We go to many museums to see the art, but I don’t care to photograph famous paintings and sculptures—there are better reproductions available on the Web than I could take. I do snap shots of more obscure exhibits and bits of the building’s architecture, but I’m also always looking for interesting photographic subjects that are not necessarily officially on display. That’s the main theme of this month’s exhibit.
Courtyard in the Alhambra
The Moorish architecture of the Alhambra in Granada is one of the most famous tourist sites in the world. To avoid the crowds we paid for an individual guided tour in 2006 that began just as the last group of the day had proceeded ahead of us. Even so if you look closely at the lower right corner of this courtyard shot you can see a slice of another photographer’s figure I couldn’t quite crop out.
Rotunda of the Alte Nationalgalerie, Berlin
This Berlin museum featuring German art has a magnificent rotunda just inside the entrance. Contrasting illumination in the galleries visible through the doorway made my camera turn them a cheery yellow, nicely complementing the blue-hued dome overhead. Taken 2017.
Courtyard of the Bargello museum, Florence
While tourists jam the Uffizi to look at the paintings, the Bargello next door—which houses sculptures and other artifacts—is almost deserted on this November day in 2017. Although the light from above is diffuse you can make out a patch of blue in the uppermost window.
Maenad and Chantilly Landscape
The Chateau at Chantilly is sited on a vast estate with an enormous stable converted into an equestrian museum, gorgeous gardens, and woods including an imitation hamlet. Indoors there’s a lovely art collection including this early landscape of the site when the only visitors were invited members of high society. The reclining maenad seems to gaze longingly at the scene while clutching her tambourine. Maenads were known for their bacchanalian countryside cavorting, but it looks like her dancing days may be over since she seems to have just been bitten by a snake. Taken in 2018.
Window at Fontainebleau
Three light sources—the dim interior of the chateau, the electric chandelier overhead, and the brightly sunlit wing across the courtyard—make a challege for any camera. My little point-and-shoot Panasonic did a pretty good job in 2014, but I much later I brought some of the surrounding art out of the darkness using my current favorite editing software: Luminar AI.
Selfie with the Mona Lisa
On our 2014 visit to the Louvre we were appalled by the way the members of the crowd around the world’s most famous painting were being allowed to take photos even using flash. But I have to admit this couple looked pretty cute even though Leonardo’s subject seems to look askance at them.

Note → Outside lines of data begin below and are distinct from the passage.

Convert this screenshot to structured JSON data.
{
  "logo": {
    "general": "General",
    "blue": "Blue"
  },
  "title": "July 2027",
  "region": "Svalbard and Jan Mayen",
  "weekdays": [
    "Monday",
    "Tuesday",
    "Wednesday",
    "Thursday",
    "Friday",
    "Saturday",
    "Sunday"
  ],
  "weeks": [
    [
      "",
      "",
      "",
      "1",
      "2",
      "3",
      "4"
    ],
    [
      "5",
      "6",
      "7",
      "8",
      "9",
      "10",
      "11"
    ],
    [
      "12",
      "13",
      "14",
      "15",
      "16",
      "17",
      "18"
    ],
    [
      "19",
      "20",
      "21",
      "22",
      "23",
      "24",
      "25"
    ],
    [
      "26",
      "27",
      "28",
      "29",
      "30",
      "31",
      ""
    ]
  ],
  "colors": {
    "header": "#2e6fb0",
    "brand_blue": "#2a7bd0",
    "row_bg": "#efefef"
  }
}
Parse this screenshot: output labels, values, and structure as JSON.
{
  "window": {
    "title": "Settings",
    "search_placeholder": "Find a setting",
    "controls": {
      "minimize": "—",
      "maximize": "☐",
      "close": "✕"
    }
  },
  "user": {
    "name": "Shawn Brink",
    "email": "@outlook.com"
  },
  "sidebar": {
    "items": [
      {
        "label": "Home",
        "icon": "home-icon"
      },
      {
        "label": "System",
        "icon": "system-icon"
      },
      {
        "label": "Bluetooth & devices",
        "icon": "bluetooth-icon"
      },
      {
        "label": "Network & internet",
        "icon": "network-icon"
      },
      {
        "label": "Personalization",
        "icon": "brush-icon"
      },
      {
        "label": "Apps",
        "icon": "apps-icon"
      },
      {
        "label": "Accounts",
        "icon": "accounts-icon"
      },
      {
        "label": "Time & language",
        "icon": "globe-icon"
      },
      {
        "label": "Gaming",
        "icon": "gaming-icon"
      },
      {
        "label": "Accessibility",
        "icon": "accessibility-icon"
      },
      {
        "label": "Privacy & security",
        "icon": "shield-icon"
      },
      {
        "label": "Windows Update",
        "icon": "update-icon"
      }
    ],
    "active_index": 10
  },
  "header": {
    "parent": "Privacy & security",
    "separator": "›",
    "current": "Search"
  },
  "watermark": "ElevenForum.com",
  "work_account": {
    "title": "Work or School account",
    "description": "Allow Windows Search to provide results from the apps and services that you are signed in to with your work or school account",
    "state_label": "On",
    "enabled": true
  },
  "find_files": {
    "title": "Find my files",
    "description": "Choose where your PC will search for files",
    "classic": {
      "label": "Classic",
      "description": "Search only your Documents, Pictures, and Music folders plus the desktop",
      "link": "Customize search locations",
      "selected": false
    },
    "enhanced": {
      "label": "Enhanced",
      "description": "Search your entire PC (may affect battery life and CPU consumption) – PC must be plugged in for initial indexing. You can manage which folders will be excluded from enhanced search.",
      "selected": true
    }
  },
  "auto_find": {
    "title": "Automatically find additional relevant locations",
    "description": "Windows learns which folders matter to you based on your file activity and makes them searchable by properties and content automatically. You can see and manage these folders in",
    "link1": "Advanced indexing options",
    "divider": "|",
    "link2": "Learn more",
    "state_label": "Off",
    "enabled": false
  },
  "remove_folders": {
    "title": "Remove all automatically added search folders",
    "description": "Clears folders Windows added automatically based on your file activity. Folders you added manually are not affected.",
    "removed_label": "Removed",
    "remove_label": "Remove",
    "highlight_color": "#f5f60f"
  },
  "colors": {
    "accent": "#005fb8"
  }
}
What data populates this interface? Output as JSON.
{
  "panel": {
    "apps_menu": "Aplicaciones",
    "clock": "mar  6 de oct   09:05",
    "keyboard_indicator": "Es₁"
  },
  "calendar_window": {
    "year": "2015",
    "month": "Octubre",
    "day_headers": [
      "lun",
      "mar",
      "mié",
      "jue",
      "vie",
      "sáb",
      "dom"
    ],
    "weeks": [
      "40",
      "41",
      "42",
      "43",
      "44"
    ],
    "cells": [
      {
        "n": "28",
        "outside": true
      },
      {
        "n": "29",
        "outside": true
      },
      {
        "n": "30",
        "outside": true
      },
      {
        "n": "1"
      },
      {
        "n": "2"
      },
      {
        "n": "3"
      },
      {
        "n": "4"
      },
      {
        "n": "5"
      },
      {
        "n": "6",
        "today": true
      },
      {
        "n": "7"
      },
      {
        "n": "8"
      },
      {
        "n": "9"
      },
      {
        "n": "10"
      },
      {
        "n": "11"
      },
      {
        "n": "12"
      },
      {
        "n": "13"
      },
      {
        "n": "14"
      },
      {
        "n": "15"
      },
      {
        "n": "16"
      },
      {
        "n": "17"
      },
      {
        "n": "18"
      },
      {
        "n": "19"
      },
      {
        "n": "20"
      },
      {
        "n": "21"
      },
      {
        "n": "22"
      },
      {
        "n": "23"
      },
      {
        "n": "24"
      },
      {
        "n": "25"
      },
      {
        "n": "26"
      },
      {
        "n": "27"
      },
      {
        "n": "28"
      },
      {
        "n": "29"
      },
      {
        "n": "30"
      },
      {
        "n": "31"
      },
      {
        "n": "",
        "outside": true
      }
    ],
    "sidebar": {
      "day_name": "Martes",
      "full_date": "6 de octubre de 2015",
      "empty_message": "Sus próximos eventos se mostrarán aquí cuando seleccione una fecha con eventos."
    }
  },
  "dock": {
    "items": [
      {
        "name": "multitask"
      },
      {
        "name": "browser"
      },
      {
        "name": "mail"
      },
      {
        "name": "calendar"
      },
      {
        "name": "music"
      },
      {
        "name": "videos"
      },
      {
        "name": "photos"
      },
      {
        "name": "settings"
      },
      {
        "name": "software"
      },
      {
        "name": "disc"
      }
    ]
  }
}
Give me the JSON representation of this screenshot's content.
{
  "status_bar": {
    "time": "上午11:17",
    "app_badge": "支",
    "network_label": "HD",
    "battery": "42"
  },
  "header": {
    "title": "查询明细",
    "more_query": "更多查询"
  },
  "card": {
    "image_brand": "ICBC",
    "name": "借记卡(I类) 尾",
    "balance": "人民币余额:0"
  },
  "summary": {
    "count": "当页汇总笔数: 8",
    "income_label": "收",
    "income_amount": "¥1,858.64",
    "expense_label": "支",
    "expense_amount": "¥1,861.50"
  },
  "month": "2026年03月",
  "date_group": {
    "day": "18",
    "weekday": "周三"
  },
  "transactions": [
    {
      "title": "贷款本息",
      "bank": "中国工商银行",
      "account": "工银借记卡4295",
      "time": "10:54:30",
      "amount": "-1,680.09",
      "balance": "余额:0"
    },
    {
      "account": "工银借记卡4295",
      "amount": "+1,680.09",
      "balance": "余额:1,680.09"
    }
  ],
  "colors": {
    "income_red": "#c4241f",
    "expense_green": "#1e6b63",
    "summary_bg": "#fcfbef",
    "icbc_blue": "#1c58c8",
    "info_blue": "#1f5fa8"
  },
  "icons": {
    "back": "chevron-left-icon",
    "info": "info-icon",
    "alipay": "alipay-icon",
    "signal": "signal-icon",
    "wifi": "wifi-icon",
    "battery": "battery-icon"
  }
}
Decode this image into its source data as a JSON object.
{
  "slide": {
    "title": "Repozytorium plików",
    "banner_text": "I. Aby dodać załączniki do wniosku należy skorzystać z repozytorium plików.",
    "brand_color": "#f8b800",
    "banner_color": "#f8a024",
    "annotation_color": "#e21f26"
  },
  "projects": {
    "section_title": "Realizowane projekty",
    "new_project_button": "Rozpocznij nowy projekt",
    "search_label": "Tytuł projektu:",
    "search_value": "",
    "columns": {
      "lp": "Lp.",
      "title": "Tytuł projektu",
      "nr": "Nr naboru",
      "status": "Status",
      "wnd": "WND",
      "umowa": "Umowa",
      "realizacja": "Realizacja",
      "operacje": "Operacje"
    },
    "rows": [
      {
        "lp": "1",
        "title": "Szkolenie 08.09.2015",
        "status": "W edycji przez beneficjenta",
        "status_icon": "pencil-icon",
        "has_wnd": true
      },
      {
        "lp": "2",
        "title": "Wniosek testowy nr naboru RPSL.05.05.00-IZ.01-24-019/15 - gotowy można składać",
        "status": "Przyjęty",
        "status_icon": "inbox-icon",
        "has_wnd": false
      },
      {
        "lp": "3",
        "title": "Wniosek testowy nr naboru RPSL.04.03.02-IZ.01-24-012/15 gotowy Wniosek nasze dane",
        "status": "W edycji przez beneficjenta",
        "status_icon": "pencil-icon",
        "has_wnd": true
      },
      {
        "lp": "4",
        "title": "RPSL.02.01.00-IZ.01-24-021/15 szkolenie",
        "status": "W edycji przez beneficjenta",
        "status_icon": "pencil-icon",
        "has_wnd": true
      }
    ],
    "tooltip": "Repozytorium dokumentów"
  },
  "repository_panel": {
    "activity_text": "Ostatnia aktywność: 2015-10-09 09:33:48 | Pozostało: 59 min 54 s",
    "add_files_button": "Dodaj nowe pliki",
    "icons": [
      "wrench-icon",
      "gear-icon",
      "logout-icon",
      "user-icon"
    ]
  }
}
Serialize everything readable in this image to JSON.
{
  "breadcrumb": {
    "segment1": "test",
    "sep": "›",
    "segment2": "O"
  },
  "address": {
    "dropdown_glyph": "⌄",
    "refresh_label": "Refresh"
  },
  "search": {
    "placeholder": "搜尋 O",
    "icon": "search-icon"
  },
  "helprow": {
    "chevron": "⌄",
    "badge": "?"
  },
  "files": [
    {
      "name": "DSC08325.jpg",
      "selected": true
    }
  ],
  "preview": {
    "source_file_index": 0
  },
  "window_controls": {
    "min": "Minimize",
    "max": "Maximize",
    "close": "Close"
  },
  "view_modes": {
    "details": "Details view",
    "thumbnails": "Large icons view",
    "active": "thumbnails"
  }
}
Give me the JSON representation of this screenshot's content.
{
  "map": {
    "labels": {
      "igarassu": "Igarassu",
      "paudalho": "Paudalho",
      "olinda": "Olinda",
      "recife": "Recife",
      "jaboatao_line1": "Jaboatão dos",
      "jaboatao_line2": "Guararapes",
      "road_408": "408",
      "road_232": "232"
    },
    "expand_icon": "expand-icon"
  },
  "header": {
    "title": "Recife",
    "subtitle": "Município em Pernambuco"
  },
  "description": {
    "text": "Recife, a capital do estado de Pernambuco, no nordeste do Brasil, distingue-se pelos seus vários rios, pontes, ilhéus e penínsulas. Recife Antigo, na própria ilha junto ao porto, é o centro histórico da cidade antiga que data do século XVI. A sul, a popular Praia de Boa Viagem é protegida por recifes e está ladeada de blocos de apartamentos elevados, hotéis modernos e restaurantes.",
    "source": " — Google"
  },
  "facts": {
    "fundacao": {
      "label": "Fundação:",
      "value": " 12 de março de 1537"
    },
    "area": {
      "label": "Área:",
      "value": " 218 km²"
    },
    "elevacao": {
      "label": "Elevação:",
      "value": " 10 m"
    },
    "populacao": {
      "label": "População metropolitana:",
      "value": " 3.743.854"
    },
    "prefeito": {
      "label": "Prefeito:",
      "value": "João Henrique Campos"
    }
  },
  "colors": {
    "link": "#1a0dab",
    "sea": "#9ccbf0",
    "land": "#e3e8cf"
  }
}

Tea in the Palazzo Pfanner
The dim light in this museum— occupying the lavish home of a German doctor who settled in Lucca, Italy—made for tough photography, but I was pleased with the way the diffuse light and shadow enhanced the scene in this room. Taken 2017.
Light Floods the Met
On a Spring day in 2017 a reclining statue in New York’s Metropolitan Museum of Art seems to gaze in ecstasy at the sunlight flooding in through the windows overhead while visitors focus on their cellphones.
Stained Glass in the Milan Cathedral
This vast cathedral is crammed with enough art to qualify it as a museum, but my favorite was the colored light streaming across the church to splash onto the stone pillars at right. Taken 2017.
As I stood in the lobby of the New Britain Museum of Modern Art in Connecticut it took me a while to realize that this fellow guarding the entrance to the galleries was actually a hyper-realistic sculpture by Marc Sijian. Taken 2017.
Frederic Church’s Paintbox
Famed American landscape artist Frederic Church built his fanciful mansion, Olana, on a hillside near Hudson, New York. It contains none of his own paintings, but does preserve some of his painting equipment. Taken 2017.
Paula in Reims Cathedral
My wife contemplates the scene in a side aisle of one of France’s great gothic cathedrals, 2018. Hanging off her shoulder: a bag from a New York City Public Library exhibit titled “Love in Venice.”
St. Paul’s Cathedral Viewed from Tate Modern
The view from in this London art museum cafe window of Christopher Wren’s nearby masterpiece creates a striking contrast. Taken 2014.
Viewing the Galerie des Glaces
Published photos of this famous mirrored gallery in the Versailles palace are misleading—this what it looked like on a typical day in 2014.
OTHER PHOTO ALBUMS
SNOW FALLING ON BAINBRIDGE
PEOPLE ELSEWHERE GALLERY
ABOUT PAUL BRIANS. Paul Brians does extensive volunteer photography for the Bainbridge Island Land Trust. He created the photo book Four Seasons on Bainbridge Island (2010), was principal photographer for Natural Bainbridge (2019)and contributed the majority of photographs in Dave and Alice Shorett’s Thirty Walks on Bainbridge (2020) published for the benefit of the Land Trust. He also took photos for some years for Bainbridge in Bloom. He has had six exhibitions of his prints on the Island and his pictures have appeared in many regional publications and on Bainbridge-related Web sites. He posts photos daily on Facebook and is an active member of the Bainbridge Island Photo Club.